BRIEF: Every line below must be reproduced exactly. Copy them all.

Data records for software interfaces:

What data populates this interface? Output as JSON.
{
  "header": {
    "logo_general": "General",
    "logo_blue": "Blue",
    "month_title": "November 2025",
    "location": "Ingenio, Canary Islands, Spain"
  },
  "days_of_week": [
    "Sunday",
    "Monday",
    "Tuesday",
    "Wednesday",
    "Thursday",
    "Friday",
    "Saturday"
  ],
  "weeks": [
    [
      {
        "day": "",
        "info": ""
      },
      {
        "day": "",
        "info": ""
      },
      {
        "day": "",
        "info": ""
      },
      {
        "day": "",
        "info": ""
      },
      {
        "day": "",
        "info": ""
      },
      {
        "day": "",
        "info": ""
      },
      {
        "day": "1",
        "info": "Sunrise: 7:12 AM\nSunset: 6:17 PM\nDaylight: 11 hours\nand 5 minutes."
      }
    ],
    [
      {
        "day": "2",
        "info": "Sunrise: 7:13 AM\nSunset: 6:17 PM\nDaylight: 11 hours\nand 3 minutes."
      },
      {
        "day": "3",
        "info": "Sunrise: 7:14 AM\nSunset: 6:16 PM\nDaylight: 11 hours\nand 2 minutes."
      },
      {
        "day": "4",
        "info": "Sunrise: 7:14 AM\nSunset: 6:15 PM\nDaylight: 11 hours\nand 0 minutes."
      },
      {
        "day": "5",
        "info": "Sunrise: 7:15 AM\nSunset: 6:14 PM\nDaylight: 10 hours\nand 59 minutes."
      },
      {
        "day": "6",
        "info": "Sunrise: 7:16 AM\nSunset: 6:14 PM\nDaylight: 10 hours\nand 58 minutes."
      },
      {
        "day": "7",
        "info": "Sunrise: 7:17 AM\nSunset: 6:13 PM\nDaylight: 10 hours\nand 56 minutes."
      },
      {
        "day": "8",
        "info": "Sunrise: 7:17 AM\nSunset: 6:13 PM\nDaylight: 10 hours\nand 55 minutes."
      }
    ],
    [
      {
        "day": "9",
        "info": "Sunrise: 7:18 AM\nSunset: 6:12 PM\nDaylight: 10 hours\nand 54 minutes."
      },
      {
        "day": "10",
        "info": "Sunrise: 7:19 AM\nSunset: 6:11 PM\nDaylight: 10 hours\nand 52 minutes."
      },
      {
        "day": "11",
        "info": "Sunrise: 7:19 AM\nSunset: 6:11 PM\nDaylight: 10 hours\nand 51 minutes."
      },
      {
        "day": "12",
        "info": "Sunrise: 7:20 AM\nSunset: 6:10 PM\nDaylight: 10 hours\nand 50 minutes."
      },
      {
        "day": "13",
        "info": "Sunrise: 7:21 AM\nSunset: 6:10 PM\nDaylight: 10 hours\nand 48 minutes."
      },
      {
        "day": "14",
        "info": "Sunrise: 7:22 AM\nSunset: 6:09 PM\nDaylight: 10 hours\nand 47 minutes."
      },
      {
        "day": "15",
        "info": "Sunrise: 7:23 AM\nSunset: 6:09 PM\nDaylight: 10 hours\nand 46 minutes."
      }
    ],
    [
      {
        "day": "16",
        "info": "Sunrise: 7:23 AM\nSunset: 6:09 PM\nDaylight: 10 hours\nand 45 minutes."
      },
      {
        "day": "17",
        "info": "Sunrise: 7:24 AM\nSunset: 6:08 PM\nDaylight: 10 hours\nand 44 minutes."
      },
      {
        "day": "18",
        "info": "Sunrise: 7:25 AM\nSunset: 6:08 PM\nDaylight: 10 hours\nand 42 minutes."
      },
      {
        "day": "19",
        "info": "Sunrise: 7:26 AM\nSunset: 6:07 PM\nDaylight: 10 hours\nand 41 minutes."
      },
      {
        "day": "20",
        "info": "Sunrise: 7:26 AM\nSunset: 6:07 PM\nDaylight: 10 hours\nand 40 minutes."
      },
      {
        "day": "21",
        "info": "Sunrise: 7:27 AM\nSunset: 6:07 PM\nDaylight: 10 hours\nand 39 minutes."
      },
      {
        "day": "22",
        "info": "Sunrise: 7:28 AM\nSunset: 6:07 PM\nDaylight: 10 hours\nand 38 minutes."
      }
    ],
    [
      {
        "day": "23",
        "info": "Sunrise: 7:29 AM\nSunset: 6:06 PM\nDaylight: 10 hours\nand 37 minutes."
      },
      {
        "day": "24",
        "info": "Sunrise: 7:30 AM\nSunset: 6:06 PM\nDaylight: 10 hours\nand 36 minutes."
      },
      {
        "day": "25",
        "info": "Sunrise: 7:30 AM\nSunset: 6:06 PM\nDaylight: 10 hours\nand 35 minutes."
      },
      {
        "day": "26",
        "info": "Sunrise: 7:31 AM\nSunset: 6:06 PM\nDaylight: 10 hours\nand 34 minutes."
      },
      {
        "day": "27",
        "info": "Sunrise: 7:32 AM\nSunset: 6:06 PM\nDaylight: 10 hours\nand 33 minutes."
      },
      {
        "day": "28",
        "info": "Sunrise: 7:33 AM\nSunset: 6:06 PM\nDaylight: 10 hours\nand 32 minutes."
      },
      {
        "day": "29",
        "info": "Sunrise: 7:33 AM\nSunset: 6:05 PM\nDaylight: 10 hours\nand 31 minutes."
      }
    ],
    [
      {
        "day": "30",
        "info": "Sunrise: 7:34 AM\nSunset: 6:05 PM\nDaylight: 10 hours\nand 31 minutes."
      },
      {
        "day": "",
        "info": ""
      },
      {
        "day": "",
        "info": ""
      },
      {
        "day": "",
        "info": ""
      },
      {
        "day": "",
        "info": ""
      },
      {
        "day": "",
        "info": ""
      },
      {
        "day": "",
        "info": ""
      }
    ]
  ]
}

RESPONSE:
What data populates this interface? Output as JSON.
{
  "header": {
    "logo_general": "General",
    "logo_blue": "Blue",
    "month_title": "November 2025",
    "location": "Ingenio, Canary Islands, Spain"
  },
  "days_of_week": [
    "Sunday",
    "Monday",
    "Tuesday",
    "Wednesday",
    "Thursday",
    "Friday",
    "Saturday"
  ],
  "weeks": [
    [
      {
        "day": "",
        "info": ""
      },
      {
        "day": "",
        "info": ""
      },
      {
        "day": "",
        "info": ""
      },
      {
        "day": "",
        "info": ""
      },
      {
        "day": "",
        "info": ""
      },
      {
        "day": "",
        "info": ""
      },
      {
        "day": "1",
        "info": "Sunrise: 7:12 AM\nSunset: 6:17 PM\nDaylight: 11 hours\nand 5 minutes."
      }
    ],
    [
      {
        "day": "2",
        "info": "Sunrise: 7:13 AM\nSunset: 6:17 PM\nDaylight: 11 hours\nand 3 minutes."
      },
      {
        "day": "3",
        "info": "Sunrise: 7:14 AM\nSunset: 6:16 PM\nDaylight: 11 hours\nand 2 minutes."
      },
      {
        "day": "4",
        "info": "Sunrise: 7:14 AM\nSunset: 6:15 PM\nDaylight: 11 hours\nand 0 minutes."
      },
      {
        "day": "5",
        "info": "Sunrise: 7:15 AM\nSunset: 6:14 PM\nDaylight: 10 hours\nand 59 minutes."
      },
      {
        "day": "6",
        "info": "Sunrise: 7:16 AM\nSunset: 6:14 PM\nDaylight: 10 hours\nand 58 minutes."
      },
      {
        "day": "7",
        "info": "Sunrise: 7:17 AM\nSunset: 6:13 PM\nDaylight: 10 hours\nand 56 minutes."
      },
      {
        "day": "8",
        "info": "Sunrise: 7:17 AM\nSunset: 6:13 PM\nDaylight: 10 hours\nand 55 minutes."
      }
    ],
    [
      {
        "day": "9",
        "info": "Sunrise: 7:18 AM\nSunset: 6:12 PM\nDaylight: 10 hours\nand 54 minutes."
      },
      {
        "day": "10",
        "info": "Sunrise: 7:19 AM\nSunset: 6:11 PM\nDaylight: 10 hours\nand 52 minutes."
      },
      {
        "day": "11",
        "info": "Sunrise: 7:19 AM\nSunset: 6:11 PM\nDaylight: 10 hours\nand 51 minutes."
      },
      {
        "day": "12",
        "info": "Sunrise: 7:20 AM\nSunset: 6:10 PM\nDaylight: 10 hours\nand 50 minutes."
      },
      {
        "day": "13",
        "info": "Sunrise: 7:21 AM\nSunset: 6:10 PM\nDaylight: 10 hours\nand 48 minutes."
      },
      {
        "day": "14",
        "info": "Sunrise: 7:22 AM\nSunset: 6:09 PM\nDaylight: 10 hours\nand 47 minutes."
      },
      {
        "day": "15",
        "info": "Sunrise: 7:23 AM\nSunset: 6:09 PM\nDaylight: 10 hours\nand 46 minutes."
      }
    ],
    [
      {
        "day": "16",
        "info": "Sunrise: 7:23 AM\nSunset: 6:09 PM\nDaylight: 10 hours\nand 45 minutes."
      },
      {
        "day": "17",
        "info": "Sunrise: 7:24 AM\nSunset: 6:08 PM\nDaylight: 10 hours\nand 44 minutes."
      },
      {
        "day": "18",
        "info": "Sunrise: 7:25 AM\nSunset: 6:08 PM\nDaylight: 10 hours\nand 42 minutes."
      },
      {
        "day": "19",
        "info": "Sunrise: 7:26 AM\nSunset: 6:07 PM\nDaylight: 10 hours\nand 41 minutes."
      },
      {
        "day": "20",
        "info": "Sunrise: 7:26 AM\nSunset: 6:07 PM\nDaylight: 10 hours\nand 40 minutes."
      },
      {
        "day": "21",
        "info": "Sunrise: 7:27 AM\nSunset: 6:07 PM\nDaylight: 10 hours\nand 39 minutes."
      },
      {
        "day": "22",
        "info": "Sunrise: 7:28 AM\nSunset: 6:07 PM\nDaylight: 10 hours\nand 38 minutes."
      }
    ],
    [
      {
        "day": "23",
        "info": "Sunrise: 7:29 AM\nSunset: 6:06 PM\nDaylight: 10 hours\nand 37 minutes."
      },
      {
        "day": "24",
        "info": "Sunrise: 7:30 AM\nSunset: 6:06 PM\nDaylight: 10 hours\nand 36 minutes."
      },
      {
        "day": "25",
        "info": "Sunrise: 7:30 AM\nSunset: 6:06 PM\nDaylight: 10 hours\nand 35 minutes."
      },
      {
        "day": "26",
        "info": "Sunrise: 7:31 AM\nSunset: 6:06 PM\nDaylight: 10 hours\nand 34 minutes."
      },
      {
        "day": "27",
        "info": "Sunrise: 7:32 AM\nSunset: 6:06 PM\nDaylight: 10 hours\nand 33 minutes."
      },
      {
        "day": "28",
        "info": "Sunrise: 7:33 AM\nSunset: 6:06 PM\nDaylight: 10 hours\nand 32 minutes."
      },
      {
        "day": "29",
        "info": "Sunrise: 7:33 AM\nSunset: 6:05 PM\nDaylight: 10 hours\nand 31 minutes."
      }
    ],
    [
      {
        "day": "30",
        "info": "Sunrise: 7:34 AM\nSunset: 6:05 PM\nDaylight: 10 hours\nand 31 minutes."
      },
      {
        "day": "",
        "info": ""
      },
      {
        "day": "",
        "info": ""
      },
      {
        "day": "",
        "info": ""
      },
      {
        "day": "",
        "info": ""
      },
      {
        "day": "",
        "info": ""
      },
      {
        "day": "",
        "info": ""
      }
    ]
  ]
}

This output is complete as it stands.